A municipal court is a court with restrictive area of authority over criminal offenses and civil matters within its area. These courts can be located at the county or city level.
Lexington Municipal Court INformation
Court: Lexington Municipal Court
Address: “88 1st Street, Lexington, TN 38351”
What is the purpose of the Lexington Municipal Court?
Municipal Courts are often called “courts of limited jurisdiction.” This means that they handle minor crimes, civil disputes, and traffic violations. Courthouses like Lexington Municipal Court are the first level of court for this group of matters.
On the other hand, the role of a county court is to deal with a large number of civil disputes within the respective region. Most cases involve family law matters, accident cases, more serious criminal infractions, or lawsuits.
County courthouses have the jurisdiction to deal with misdemeanors and civil actions that won’t exceed the amount of $15,000, while the circuits courts handle felony cases and larger civil cases.
TYPES OF Matters seen IN A MUNICIPAL COURT in Lexington, Tennessee
Municipal courts are the lowest level of courthouses in the United States. They are usually found within the jurisdiction where they are located, but some jurisdictions share municipal courts with other municipalities.
This can be done to better service their people or to save money on overhead costs. The matters that will be heard by a municipal court depend on the municipality, but typically include traffic matters, low level criminal charges and code violations.
You will not see a set definition for what constitutes a misdemeanor crime versus a felony crime, but generally speaking felonies would require more time in jail than misdemeanor crimes and fines may also be higher for felonies. Traffic violations usually result in points against your driver’s license as well

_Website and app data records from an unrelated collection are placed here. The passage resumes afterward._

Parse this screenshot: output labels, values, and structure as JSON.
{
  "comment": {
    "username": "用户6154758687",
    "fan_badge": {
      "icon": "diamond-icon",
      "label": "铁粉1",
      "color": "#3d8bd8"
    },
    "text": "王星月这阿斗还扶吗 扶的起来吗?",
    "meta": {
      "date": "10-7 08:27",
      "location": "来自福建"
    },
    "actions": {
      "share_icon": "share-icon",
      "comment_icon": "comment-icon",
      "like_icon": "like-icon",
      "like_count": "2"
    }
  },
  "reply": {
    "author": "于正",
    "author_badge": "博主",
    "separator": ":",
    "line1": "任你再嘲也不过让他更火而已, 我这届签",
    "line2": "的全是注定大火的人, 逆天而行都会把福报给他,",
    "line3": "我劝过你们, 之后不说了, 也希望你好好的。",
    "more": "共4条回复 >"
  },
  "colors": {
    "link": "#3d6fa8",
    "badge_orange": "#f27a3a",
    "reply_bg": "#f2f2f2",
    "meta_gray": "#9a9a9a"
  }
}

what is the procedure for cases in the municipal court in Lexington?
Magistrates preside over hearings to determine:
- Probable cause for arrest
- Set bail amounts and terms of release
- Conduct arraignment hearings when charges are filed against suspects by police officers
- Issue search warrants to police officers in order to seize evidence from crime scenes
- start preliminary examinations to determine if there is enough evidence to charge
The typical process of a Municipal Court matter
First Step: Issuance of Summons
Step Two: Show Up before Judge or Magistrate
Municipal Court Penalties in Lexington, TN
Penalties change often, which is why it’s best to speak with licensed lawyer near you. The information below represents common penalties, but may not be 100% accurate for the Lexington Municipal Court.
A violation is a crime that has a penalty of $500 or less, while a misdemeanor can carry penalties up to $1,000.00 or one year in jail. A person’s driving privileges may be suspended for six months if they receive three speeding tickets within 12 months.
The penalties for different crimes in municipal courthouses vary depending on the severity of an charges. For example, if you are caught with marijuana without having a license for it then you will be fined up to $2,000 or spend up to six months in jail.
Lexington Municipal Court Records
Municipal Court records from a municipal court may be difficult to find because they are not always stored in one place or system. The records that a person might need to depend on the type of charge they have before the court, where it’s at in the process, and what kind of of information is needed by law to be available.
FAQs ABOUT the Lexington Municipal Court
What is municipal court in Lexington, Tennessee?
In Tennessee, the municipal court is a lower level with civil and criminal matters within a town or municipality. Municipal courts thus have a small location and have limited authority as well, dealing only with petty charges and misdemeanors.
What does the municipal court handle in Lexington, Tennessee?
Depending on the scope of the municipality, a municipal court can handle a civil division (cases with less than $15,000 at issue), a traffic/criminal division, or a housing and environmental division. More serious cases/crimes are deal with by higher authorities.
How many judges does the Lexington Municipal Court have?
The number of judges depends on the municipality’s population.
How are cases heard in municipal courts in Tennessee?
A municipal courthouse judge may be either elected or appointed to serve for a set duration or until retirement. Judges are commonly elected by precincts with each precinct’s results weighted according to the number of people. Municipal magistrates are generally not lawyers but have some legal education and must finish several hours of continuing material every year to maintain their licenses.